- Work to complete -
Type out the full set of entries again, unchanged.

Stored data entries:
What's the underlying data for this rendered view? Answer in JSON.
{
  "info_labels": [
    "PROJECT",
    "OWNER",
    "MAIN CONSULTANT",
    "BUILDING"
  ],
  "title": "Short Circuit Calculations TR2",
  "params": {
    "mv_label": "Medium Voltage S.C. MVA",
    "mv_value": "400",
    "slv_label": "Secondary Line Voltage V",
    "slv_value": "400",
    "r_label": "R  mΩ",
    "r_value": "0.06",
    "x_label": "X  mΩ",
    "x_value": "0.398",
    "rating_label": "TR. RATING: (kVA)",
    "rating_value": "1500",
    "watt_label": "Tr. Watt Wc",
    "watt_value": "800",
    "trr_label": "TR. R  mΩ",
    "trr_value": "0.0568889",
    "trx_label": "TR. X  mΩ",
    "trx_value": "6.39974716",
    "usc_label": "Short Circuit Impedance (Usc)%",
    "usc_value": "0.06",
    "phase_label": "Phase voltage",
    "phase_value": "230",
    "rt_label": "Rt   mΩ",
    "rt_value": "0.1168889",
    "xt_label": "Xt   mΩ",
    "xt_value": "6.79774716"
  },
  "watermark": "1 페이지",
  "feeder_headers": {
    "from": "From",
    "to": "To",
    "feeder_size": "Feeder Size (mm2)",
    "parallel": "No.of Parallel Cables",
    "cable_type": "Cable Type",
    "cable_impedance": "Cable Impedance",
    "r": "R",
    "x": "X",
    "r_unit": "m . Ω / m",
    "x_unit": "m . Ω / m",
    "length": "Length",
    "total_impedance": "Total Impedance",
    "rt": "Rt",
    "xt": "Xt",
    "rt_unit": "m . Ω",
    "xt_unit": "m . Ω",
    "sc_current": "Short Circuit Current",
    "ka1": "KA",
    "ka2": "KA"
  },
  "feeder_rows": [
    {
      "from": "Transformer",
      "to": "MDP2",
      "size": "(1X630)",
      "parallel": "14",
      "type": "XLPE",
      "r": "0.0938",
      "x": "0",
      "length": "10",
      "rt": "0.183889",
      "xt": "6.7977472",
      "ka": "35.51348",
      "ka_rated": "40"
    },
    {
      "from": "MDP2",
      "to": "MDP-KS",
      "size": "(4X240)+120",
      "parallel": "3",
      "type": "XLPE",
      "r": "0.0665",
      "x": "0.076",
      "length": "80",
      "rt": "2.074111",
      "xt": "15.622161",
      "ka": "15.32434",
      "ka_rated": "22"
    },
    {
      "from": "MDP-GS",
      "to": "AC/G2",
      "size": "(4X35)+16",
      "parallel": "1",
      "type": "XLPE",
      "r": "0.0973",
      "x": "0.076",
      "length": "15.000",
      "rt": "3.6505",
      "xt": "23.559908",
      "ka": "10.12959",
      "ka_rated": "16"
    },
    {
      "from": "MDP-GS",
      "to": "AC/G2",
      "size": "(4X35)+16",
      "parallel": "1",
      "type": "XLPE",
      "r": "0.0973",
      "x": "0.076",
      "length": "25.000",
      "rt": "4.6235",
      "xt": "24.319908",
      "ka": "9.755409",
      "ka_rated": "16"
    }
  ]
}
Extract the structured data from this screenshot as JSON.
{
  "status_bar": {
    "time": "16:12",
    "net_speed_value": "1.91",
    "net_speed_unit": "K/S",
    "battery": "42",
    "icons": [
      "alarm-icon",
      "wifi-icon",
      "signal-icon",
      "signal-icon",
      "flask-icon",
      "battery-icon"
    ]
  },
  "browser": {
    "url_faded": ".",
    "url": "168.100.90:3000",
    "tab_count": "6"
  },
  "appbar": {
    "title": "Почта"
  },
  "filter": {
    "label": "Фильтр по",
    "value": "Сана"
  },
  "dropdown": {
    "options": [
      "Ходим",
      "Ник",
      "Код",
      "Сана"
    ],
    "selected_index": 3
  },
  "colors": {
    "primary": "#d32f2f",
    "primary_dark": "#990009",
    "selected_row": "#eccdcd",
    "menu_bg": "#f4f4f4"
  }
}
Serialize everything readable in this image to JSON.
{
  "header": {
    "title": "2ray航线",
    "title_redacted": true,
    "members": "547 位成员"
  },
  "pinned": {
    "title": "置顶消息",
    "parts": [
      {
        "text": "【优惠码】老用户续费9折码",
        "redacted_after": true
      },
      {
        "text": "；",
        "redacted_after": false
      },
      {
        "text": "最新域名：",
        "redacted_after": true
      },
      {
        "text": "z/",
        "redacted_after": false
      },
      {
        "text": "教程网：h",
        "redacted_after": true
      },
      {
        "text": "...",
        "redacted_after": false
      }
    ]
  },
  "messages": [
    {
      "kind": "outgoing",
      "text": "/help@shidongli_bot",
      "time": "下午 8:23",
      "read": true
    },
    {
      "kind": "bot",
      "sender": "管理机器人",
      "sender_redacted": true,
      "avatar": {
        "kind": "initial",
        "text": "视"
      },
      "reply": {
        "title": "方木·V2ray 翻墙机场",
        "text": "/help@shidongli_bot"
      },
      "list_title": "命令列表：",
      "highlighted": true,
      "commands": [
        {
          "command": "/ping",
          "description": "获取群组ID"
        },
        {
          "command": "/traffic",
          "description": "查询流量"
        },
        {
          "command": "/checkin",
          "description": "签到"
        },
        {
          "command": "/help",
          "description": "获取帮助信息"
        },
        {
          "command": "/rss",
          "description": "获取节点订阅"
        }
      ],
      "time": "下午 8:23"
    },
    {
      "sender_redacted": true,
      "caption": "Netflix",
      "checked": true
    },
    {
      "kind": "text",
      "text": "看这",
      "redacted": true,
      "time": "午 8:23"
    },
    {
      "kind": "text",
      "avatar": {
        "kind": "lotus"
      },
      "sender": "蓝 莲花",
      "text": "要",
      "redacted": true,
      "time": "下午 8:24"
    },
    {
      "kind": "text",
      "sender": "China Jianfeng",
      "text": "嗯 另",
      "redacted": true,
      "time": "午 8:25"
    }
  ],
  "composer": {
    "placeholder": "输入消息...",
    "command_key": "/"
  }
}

- Answer -
What's the underlying data for this rendered view? Answer in JSON.
{
  "info_labels": [
    "PROJECT",
    "OWNER",
    "MAIN CONSULTANT",
    "BUILDING"
  ],
  "title": "Short Circuit Calculations TR2",
  "params": {
    "mv_label": "Medium Voltage S.C. MVA",
    "mv_value": "400",
    "slv_label": "Secondary Line Voltage V",
    "slv_value": "400",
    "r_label": "R  mΩ",
    "r_value": "0.06",
    "x_label": "X  mΩ",
    "x_value": "0.398",
    "rating_label": "TR. RATING: (kVA)",
    "rating_value": "1500",
    "watt_label": "Tr. Watt Wc",
    "watt_value": "800",
    "trr_label": "TR. R  mΩ",
    "trr_value": "0.0568889",
    "trx_label": "TR. X  mΩ",
    "trx_value": "6.39974716",
    "usc_label": "Short Circuit Impedance (Usc)%",
    "usc_value": "0.06",
    "phase_label": "Phase voltage",
    "phase_value": "230",
    "rt_label": "Rt   mΩ",
    "rt_value": "0.1168889",
    "xt_label": "Xt   mΩ",
    "xt_value": "6.79774716"
  },
  "watermark": "1 페이지",
  "feeder_headers": {
    "from": "From",
    "to": "To",
    "feeder_size": "Feeder Size (mm2)",
    "parallel": "No.of Parallel Cables",
    "cable_type": "Cable Type",
    "cable_impedance": "Cable Impedance",
    "r": "R",
    "x": "X",
    "r_unit": "m . Ω / m",
    "x_unit": "m . Ω / m",
    "length": "Length",
    "total_impedance": "Total Impedance",
    "rt": "Rt",
    "xt": "Xt",
    "rt_unit": "m . Ω",
    "xt_unit": "m . Ω",
    "sc_current": "Short Circuit Current",
    "ka1": "KA",
    "ka2": "KA"
  },
  "feeder_rows": [
    {
      "from": "Transformer",
      "to": "MDP2",
      "size": "(1X630)",
      "parallel": "14",
      "type": "XLPE",
      "r": "0.0938",
      "x": "0",
      "length": "10",
      "rt": "0.183889",
      "xt": "6.7977472",
      "ka": "35.51348",
      "ka_rated": "40"
    },
    {
      "from": "MDP2",
      "to": "MDP-KS",
      "size": "(4X240)+120",
      "parallel": "3",
      "type": "XLPE",
      "r": "0.0665",
      "x": "0.076",
      "length": "80",
      "rt": "2.074111",
      "xt": "15.622161",
      "ka": "15.32434",
      "ka_rated": "22"
    },
    {
      "from": "MDP-GS",
      "to": "AC/G2",
      "size": "(4X35)+16",
      "parallel": "1",
      "type": "XLPE",
      "r": "0.0973",
      "x": "0.076",
      "length": "15.000",
      "rt": "3.6505",
      "xt": "23.559908",
      "ka": "10.12959",
      "ka_rated": "16"
    },
    {
      "from": "MDP-GS",
      "to": "AC/G2",
      "size": "(4X35)+16",
      "parallel": "1",
      "type": "XLPE",
      "r": "0.0973",
      "x": "0.076",
      "length": "25.000",
      "rt": "4.6235",
      "xt": "24.319908",
      "ka": "9.755409",
      "ka_rated": "16"
    }
  ]
}
Extract the structured data from this screenshot as JSON.
{
  "status_bar": {
    "time": "16:12",
    "net_speed_value": "1.91",
    "net_speed_unit": "K/S",
    "battery": "42",
    "icons": [
      "alarm-icon",
      "wifi-icon",
      "signal-icon",
      "signal-icon",
      "flask-icon",
      "battery-icon"
    ]
  },
  "browser": {
    "url_faded": ".",
    "url": "168.100.90:3000",
    "tab_count": "6"
  },
  "appbar": {
    "title": "Почта"
  },
  "filter": {
    "label": "Фильтр по",
    "value": "Сана"
  },
  "dropdown": {
    "options": [
      "Ходим",
      "Ник",
      "Код",
      "Сана"
    ],
    "selected_index": 3
  },
  "colors": {
    "primary": "#d32f2f",
    "primary_dark": "#990009",
    "selected_row": "#eccdcd",
    "menu_bg": "#f4f4f4"
  }
}
Serialize everything readable in this image to JSON.
{
  "header": {
    "title": "2ray航线",
    "title_redacted": true,
    "members": "547 位成员"
  },
  "pinned": {
    "title": "置顶消息",
    "parts": [
      {
        "text": "【优惠码】老用户续费9折码",
        "redacted_after": true
      },
      {
        "text": "；",
        "redacted_after": false
      },
      {
        "text": "最新域名：",
        "redacted_after": true
      },
      {
        "text": "z/",
        "redacted_after": false
      },
      {
        "text": "教程网：h",
        "redacted_after": true
      },
      {
        "text": "...",
        "redacted_after": false
      }
    ]
  },
  "messages": [
    {
      "kind": "outgoing",
      "text": "/help@shidongli_bot",
      "time": "下午 8:23",
      "read": true
    },
    {
      "kind": "bot",
      "sender": "管理机器人",
      "sender_redacted": true,
      "avatar": {
        "kind": "initial",
        "text": "视"
      },
      "reply": {
        "title": "方木·V2ray 翻墙机场",
        "text": "/help@shidongli_bot"
      },
      "list_title": "命令列表：",
      "highlighted": true,
      "commands": [
        {
          "command": "/ping",
          "description": "获取群组ID"
        },
        {
          "command": "/traffic",
          "description": "查询流量"
        },
        {
          "command": "/checkin",
          "description": "签到"
        },
        {
          "command": "/help",
          "description": "获取帮助信息"
        },
        {
          "command": "/rss",
          "description": "获取节点订阅"
        }
      ],
      "time": "下午 8:23"
    },
    {
      "sender_redacted": true,
      "caption": "Netflix",
      "checked": true
    },
    {
      "kind": "text",
      "text": "看这",
      "redacted": true,
      "time": "午 8:23"
    },
    {
      "kind": "text",
      "avatar": {
        "kind": "lotus"
      },
      "sender": "蓝 莲花",
      "text": "要",
      "redacted": true,
      "time": "下午 8:24"
    },
    {
      "kind": "text",
      "sender": "China Jianfeng",
      "text": "嗯 另",
      "redacted": true,
      "time": "午 8:25"
    }
  ],
  "composer": {
    "placeholder": "输入消息...",
    "command_key": "/"
  }
}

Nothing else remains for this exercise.